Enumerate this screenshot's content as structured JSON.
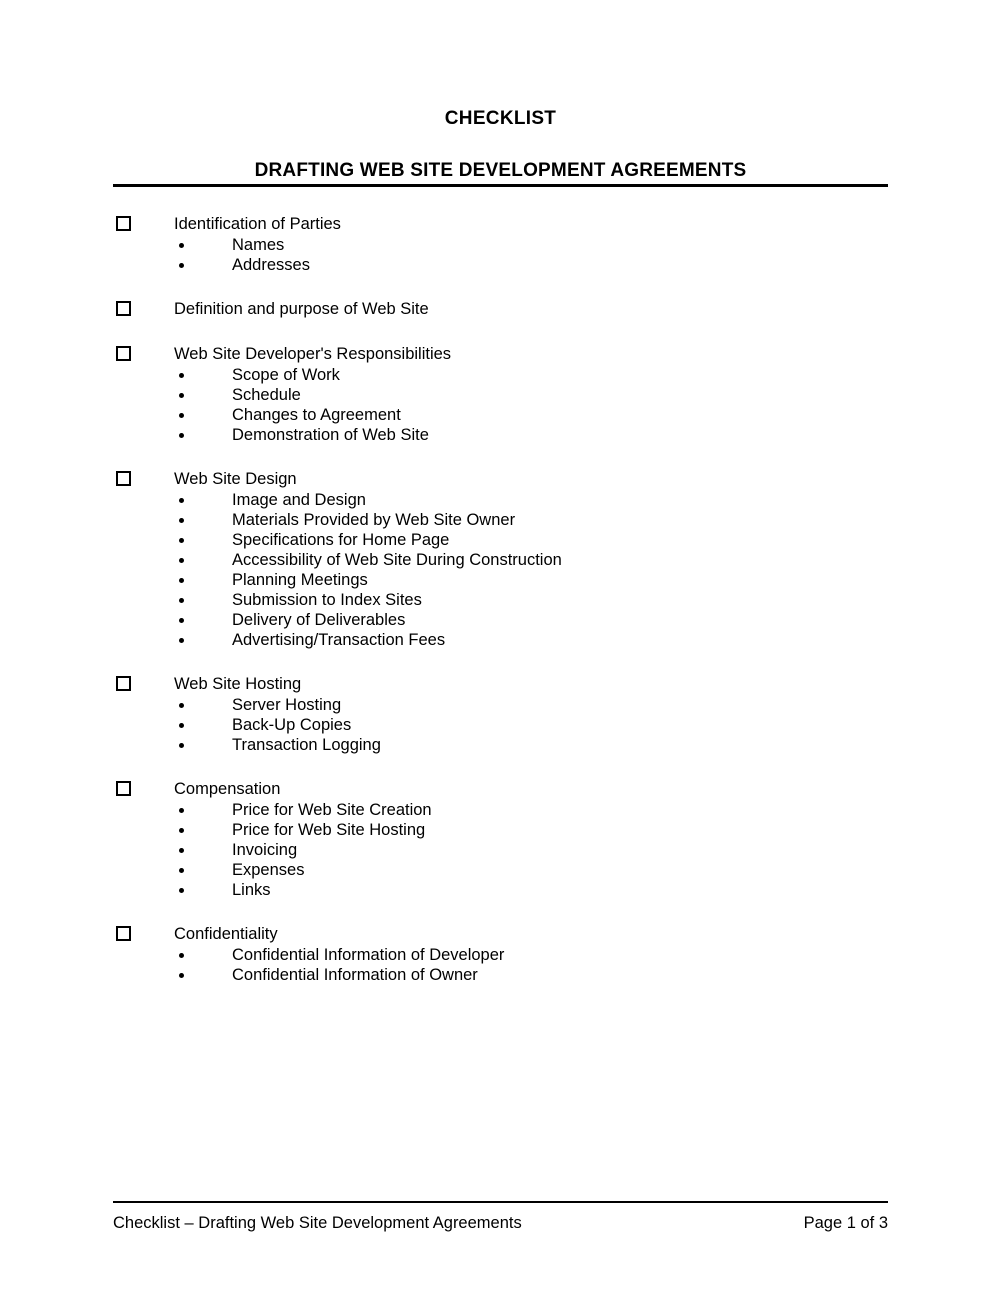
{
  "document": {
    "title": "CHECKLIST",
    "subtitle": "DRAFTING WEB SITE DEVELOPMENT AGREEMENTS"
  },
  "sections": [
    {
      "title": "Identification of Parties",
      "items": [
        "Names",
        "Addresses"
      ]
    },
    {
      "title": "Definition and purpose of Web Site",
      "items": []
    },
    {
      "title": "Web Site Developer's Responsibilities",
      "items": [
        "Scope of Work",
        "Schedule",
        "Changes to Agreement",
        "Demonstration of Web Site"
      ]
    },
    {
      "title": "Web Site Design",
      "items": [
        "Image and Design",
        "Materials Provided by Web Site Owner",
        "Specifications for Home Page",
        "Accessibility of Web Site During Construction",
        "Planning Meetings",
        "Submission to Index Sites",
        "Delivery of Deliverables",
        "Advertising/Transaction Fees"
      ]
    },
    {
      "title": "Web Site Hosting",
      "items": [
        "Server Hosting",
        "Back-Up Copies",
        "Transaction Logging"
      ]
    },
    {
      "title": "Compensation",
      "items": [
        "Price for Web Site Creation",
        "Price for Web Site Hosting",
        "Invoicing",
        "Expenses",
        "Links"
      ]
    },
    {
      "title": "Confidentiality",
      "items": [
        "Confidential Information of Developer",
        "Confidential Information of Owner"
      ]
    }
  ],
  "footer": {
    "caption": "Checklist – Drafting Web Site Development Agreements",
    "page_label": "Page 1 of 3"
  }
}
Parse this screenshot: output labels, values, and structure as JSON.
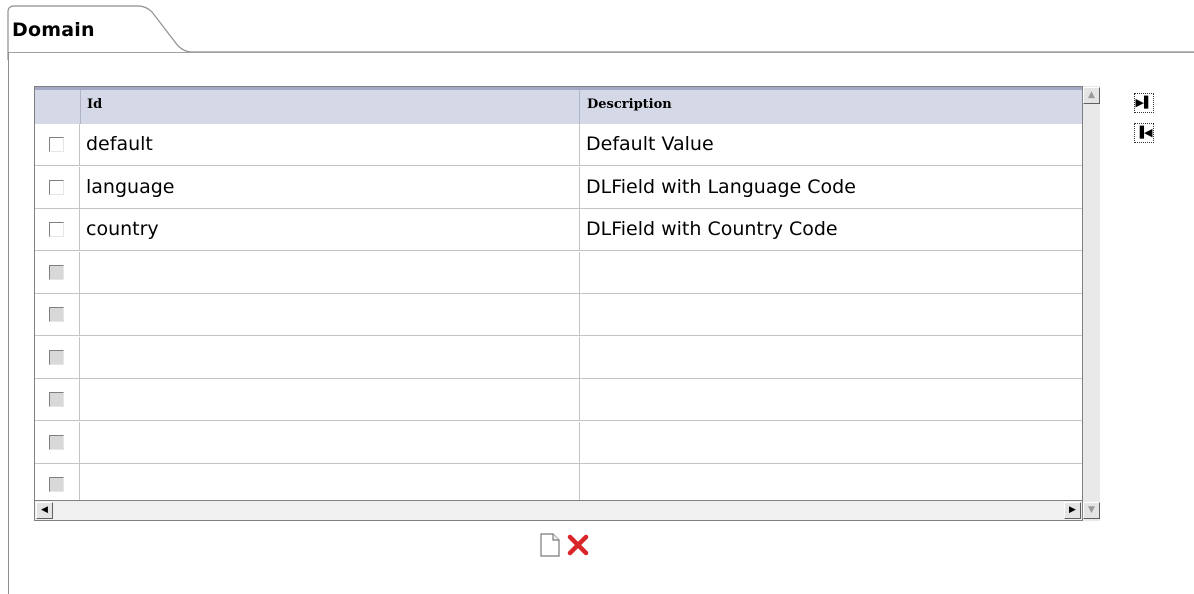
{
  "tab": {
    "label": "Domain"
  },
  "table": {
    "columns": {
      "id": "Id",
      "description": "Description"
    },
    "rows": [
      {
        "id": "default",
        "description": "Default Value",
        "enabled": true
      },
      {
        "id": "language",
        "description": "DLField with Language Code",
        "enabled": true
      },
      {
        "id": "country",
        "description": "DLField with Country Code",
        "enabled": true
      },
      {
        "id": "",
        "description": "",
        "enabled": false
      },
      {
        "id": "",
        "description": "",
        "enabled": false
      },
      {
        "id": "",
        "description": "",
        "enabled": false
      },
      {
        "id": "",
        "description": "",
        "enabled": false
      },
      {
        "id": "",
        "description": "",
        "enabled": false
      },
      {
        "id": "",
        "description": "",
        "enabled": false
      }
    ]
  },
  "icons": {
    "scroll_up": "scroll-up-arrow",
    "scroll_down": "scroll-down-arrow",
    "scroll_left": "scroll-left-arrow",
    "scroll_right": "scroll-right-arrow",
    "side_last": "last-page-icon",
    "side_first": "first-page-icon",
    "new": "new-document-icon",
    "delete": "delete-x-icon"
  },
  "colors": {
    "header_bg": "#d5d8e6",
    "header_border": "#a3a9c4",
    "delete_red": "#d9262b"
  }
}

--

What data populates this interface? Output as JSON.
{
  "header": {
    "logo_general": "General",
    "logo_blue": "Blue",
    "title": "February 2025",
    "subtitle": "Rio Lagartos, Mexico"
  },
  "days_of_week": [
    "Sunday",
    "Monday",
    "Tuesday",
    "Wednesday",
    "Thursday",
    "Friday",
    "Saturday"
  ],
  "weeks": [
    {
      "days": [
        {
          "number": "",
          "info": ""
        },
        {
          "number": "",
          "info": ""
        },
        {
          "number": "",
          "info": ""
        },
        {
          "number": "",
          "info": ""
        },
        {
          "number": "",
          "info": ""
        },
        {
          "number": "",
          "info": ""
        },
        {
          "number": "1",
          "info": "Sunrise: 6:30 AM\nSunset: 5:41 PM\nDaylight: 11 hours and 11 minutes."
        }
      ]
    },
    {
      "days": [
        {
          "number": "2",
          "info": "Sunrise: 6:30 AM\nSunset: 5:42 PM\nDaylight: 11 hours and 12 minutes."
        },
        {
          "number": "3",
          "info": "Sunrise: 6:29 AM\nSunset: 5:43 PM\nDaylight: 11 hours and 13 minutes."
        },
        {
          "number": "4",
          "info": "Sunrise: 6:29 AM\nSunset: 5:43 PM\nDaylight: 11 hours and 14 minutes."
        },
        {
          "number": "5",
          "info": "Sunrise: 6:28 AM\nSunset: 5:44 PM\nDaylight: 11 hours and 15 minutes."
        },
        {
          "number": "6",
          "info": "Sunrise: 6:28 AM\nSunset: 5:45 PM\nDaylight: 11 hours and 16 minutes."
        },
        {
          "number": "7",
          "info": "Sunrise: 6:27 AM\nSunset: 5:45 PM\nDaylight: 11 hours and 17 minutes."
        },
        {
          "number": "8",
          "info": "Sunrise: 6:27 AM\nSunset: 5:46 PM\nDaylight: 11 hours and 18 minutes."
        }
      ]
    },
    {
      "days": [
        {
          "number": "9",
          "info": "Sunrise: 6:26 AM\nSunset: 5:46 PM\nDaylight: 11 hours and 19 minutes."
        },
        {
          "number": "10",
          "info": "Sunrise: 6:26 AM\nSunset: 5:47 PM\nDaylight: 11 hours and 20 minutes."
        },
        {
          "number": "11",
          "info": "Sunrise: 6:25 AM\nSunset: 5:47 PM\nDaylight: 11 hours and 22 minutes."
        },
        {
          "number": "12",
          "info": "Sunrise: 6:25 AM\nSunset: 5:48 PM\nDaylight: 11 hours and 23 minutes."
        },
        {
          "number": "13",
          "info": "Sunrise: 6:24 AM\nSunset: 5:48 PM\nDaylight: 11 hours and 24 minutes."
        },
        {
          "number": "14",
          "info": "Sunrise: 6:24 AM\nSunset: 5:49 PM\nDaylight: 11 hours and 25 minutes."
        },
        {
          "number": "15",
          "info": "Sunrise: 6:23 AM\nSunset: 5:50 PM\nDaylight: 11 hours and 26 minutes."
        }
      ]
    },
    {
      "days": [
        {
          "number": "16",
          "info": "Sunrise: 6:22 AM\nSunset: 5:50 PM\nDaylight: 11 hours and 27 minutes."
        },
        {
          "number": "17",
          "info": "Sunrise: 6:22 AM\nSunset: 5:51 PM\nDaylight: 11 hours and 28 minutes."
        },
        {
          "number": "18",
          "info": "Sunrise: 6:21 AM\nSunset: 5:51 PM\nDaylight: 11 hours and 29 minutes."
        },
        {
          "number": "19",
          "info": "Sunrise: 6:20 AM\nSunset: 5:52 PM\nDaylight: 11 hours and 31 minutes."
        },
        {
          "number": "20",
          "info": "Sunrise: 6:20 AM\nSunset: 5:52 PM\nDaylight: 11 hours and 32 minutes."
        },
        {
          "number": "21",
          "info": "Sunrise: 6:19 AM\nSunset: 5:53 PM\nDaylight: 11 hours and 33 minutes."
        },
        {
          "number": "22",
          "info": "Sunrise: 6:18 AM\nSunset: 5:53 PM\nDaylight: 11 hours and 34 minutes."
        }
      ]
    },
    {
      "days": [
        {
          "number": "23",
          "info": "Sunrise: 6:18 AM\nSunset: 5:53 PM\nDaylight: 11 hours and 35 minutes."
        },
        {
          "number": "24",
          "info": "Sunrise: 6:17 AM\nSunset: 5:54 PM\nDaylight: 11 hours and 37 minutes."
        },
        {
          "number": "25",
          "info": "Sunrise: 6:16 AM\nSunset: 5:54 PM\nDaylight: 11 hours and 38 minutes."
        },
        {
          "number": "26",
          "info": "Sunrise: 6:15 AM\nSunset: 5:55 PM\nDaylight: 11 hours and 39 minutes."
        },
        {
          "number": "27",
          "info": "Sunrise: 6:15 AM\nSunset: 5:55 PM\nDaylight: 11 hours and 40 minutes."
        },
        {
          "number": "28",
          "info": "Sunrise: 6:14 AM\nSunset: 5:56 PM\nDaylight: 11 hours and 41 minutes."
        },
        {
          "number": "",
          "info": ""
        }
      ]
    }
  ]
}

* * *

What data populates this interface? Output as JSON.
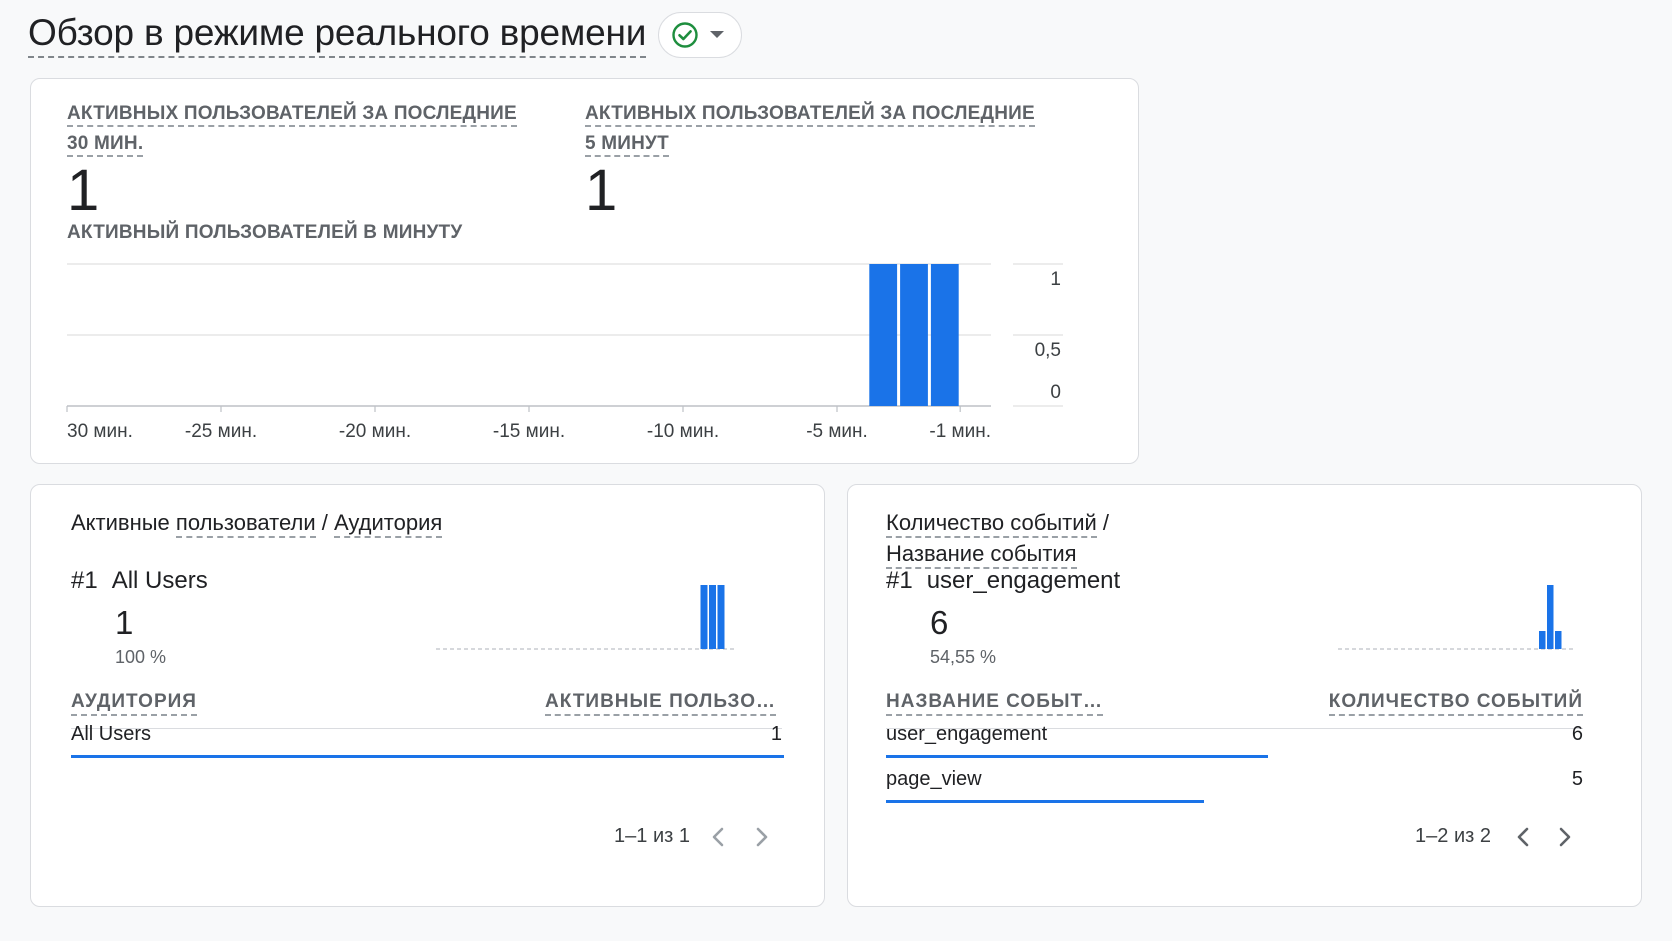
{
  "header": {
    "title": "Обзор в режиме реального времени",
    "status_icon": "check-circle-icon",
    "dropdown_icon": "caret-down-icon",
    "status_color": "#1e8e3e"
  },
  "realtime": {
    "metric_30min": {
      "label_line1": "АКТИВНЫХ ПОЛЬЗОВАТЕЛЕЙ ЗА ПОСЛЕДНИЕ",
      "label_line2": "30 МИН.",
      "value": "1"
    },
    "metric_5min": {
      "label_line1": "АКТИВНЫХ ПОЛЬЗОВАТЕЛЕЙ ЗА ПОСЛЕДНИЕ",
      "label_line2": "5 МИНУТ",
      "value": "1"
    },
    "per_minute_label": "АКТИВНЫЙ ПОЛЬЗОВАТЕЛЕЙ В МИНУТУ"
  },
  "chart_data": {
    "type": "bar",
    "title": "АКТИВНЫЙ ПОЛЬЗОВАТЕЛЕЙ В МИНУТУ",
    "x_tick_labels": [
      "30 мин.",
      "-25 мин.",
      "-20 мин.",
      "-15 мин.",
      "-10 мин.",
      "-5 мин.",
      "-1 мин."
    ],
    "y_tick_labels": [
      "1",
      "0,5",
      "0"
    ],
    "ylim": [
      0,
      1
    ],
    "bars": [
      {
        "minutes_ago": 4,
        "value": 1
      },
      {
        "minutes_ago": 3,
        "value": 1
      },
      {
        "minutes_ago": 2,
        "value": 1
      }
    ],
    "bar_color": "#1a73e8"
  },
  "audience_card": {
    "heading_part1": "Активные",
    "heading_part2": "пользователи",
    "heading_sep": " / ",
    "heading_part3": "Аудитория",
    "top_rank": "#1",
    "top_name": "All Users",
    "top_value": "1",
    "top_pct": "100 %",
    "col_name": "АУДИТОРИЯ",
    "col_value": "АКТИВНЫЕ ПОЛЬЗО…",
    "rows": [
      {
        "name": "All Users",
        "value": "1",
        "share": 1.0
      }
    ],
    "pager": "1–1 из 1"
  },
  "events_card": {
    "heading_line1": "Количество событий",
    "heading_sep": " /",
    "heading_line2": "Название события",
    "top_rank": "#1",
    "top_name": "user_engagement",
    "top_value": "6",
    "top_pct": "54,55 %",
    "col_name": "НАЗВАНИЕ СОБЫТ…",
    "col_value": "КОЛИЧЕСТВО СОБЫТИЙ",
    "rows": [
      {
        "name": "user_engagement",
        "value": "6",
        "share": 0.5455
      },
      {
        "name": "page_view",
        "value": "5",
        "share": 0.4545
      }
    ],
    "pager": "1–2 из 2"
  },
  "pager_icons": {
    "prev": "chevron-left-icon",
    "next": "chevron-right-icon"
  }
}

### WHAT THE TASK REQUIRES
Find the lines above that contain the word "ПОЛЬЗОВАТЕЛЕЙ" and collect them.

### ANSWER TO THIS PROBLEM
      "label_line1": "АКТИВНЫХ ПОЛЬЗОВАТЕЛЕЙ ЗА ПОСЛЕДНИЕ",
      "label_line1": "АКТИВНЫХ ПОЛЬЗОВАТЕЛЕЙ ЗА ПОСЛЕДНИЕ",
    "per_minute_label": "АКТИВНЫЙ ПОЛЬЗОВАТЕЛЕЙ В МИНУТУ"
    "title": "АКТИВНЫЙ ПОЛЬЗОВАТЕЛЕЙ В МИНУТУ",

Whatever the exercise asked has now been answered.